Shatha Barbour was featured in the Phoenix Business Journal. Here’s the story…

From the Editor: Have a great startup idea? These big thinkers can help

By Greg Barr – Editor in Chief, Phoenix Business Journal
Nov 8, 2019, 6:00am EST

Most entrepreneurs can recall that “aha” moment that got them started. The thing is, many of those ideas never come to fruition simply because of the difficulty in connecting the dots to turn a thought into a thriving enterprise.

It’s good to know some big thinkers in the Valley want to help people convert their ideas into bonafide businesses.

I was speaking the other day with Shatha Barbour, who runs the Phoenix branch of Hera Hub, a California-based coworking space that specializes in supporting women-owned businesses — though many of them these days involve husband-and-wife teams. She is constantly being asked by aspiring entrepreneurs about where to look for advice.

Prior to working for Hera Hub, Barbour had a four-year stint with drug-making giant Eli Lily, where she developed strategies for the company in association with other governments around the world to make medicine more accessible.
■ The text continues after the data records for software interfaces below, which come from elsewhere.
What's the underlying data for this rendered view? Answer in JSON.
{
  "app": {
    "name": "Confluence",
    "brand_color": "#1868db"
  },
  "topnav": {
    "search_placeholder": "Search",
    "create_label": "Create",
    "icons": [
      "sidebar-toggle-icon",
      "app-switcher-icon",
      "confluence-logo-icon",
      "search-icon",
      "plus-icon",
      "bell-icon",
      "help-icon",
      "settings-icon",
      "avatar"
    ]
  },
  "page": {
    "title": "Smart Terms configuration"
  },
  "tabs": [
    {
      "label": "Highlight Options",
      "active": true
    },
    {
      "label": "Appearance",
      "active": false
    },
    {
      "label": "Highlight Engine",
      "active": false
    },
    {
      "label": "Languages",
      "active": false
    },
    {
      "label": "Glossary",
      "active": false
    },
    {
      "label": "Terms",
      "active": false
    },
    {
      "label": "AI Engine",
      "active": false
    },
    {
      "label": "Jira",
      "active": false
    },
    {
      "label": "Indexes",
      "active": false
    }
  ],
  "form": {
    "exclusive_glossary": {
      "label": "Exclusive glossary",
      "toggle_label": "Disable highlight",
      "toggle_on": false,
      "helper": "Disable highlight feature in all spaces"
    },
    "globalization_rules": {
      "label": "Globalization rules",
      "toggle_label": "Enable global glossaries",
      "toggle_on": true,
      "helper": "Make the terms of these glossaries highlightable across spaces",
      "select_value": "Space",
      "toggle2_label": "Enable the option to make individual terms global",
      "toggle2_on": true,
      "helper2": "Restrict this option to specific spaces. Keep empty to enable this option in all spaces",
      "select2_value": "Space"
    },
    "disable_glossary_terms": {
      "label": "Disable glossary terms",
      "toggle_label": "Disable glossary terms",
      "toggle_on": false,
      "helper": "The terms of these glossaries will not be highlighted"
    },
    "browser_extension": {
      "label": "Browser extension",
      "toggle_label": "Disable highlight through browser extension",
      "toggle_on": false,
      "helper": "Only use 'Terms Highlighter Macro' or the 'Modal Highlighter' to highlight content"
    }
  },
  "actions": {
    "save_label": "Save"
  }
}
She is used to developing big-picture ideas, and she had been trying since she arrived in the Valley to find the right connection to help the 60 or so entrepreneurs at her coworking space to get to the next level.

Enter Aram Chávez, a former investment banker who has lectured about entrepreneurship to undergrads at Arizona State University’s engineering school since 2012. His own Chandler startup, called Aha to Exit, has been around since he started teaching at ASU. It provides a working map for entrepreneurs to get rolling — with a mentoring component — for an investment of about $1,000 without that much larger tuition burden or time commitment of being a full-time student.

While accelerators take a startup and turn it into a bigger business, Aha to Exit’s sweet spot is earlier on in the cycle, turning innovators with cool ideas — who often don’t have a lot of financial resources available — into entrepreneurs ready to launch the startup cycle.

After Chavez and Barbour started talking, one of those “aha” moments ensued.

“Since I opened [the coworking space] I get so many phone calls almost every day asking, ‘I have a new idea,’ or ‘I’m stuck, so where do you go for startup advice?’,” Barbour said. “I’ve been looking for a partner to guide and direct traffic for women entrepreneurs, and I found one right here in our backyard.”

Chavez, president of Aha to Exit, is working out details to start teaching one- and two-day seminars at Hera Hub that will introduce attendees to his business plan road map.

“This is a demographic that I think I can help immediately,” Chavez said of his decision to work with Barbour at the coworking space.

Barbour, meanwhile, envisions that working with Chavez could lead to pitch competitions — and more.

“There is just so much new startup activity bubbling up in Phoenix. But to succeed it takes a lot of resilience and the right connections,” Barbour said. “From my own experience, it means you have to not be afraid to ask questions, because that’s what opens doors.”

Original article written and published by Phoenix Business Journal…